Mark Stone reflects on the ever-present possibility to see and form anew through the act of painting.
Stone points to the self contained worlds in a late work by Picasso and a pastel by Degas. In the Degas, he writes, "everything feels close, contained. The surfaces are filled with crosshatches and heavy pastels. The beautiful bathers emerge through the lens and then find a thicker reality in Degas’ line, the flesh formed with each stroke of color, the line tracing the reality in front of us. These visions are not mine, and I’m not supposed to fill in the blanks, there are none to choose. I am supposed to look, to see something that’s not me. I am there with Degas, experiencing an entropic moment, understanding that this drawing is both image and being at once, a hybrid of visual existence."
Butler notes: " the driving force in Rothenberg's work continues to be the combination of agitated brushstroke and idiosyncratic composition, which enables the painter to move convincingly from perceptual study of the world around her to more symbolic imagery, such as acrobats and detached heads."

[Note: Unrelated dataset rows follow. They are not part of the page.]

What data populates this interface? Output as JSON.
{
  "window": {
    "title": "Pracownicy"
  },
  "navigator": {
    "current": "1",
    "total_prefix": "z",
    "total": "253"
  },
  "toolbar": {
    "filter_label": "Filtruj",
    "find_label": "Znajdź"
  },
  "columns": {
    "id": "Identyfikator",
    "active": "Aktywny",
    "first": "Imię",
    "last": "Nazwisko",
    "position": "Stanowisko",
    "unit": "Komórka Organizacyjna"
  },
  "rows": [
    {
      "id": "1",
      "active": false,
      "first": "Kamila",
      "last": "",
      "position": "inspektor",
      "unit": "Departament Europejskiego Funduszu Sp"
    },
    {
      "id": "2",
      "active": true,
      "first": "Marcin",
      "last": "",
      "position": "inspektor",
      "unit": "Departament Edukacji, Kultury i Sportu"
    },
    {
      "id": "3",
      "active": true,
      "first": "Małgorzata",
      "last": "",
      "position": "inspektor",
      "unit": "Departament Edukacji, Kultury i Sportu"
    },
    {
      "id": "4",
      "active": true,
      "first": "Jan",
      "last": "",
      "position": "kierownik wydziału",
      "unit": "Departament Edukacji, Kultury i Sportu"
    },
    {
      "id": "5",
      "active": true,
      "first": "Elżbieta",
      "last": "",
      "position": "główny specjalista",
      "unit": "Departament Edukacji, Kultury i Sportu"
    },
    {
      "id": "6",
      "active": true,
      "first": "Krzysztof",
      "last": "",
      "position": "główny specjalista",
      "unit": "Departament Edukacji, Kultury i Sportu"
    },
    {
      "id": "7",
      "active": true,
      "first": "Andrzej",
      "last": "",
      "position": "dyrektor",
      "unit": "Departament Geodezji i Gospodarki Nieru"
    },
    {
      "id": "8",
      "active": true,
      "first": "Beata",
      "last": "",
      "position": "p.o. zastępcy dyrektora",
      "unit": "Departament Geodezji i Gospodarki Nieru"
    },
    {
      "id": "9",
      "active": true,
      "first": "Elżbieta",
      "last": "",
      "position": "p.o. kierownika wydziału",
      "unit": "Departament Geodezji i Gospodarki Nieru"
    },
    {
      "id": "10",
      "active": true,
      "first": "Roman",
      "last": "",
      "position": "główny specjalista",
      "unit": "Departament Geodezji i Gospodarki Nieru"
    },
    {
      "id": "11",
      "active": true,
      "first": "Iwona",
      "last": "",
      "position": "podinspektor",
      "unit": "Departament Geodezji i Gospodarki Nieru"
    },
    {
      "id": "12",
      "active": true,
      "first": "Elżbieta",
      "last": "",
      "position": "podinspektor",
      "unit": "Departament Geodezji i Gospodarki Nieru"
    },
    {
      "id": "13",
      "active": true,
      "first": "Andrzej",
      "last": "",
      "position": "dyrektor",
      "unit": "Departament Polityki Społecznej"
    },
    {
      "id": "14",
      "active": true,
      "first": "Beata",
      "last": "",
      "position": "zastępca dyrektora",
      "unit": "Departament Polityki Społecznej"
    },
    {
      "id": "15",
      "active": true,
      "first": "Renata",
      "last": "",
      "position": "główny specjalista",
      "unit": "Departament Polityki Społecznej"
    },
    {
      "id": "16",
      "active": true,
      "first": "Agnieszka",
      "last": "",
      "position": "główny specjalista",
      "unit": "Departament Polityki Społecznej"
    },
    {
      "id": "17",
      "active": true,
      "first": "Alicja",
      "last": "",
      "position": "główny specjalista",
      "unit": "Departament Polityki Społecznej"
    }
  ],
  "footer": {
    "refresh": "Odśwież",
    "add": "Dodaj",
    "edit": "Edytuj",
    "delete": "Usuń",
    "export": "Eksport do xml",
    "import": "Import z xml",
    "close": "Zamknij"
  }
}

Edited by artist Brett Baker, Painters' Table highlights writing from the painting blogosphere as it is published and serves as a platform for exploring blogs that focus primarily on the subject of painting.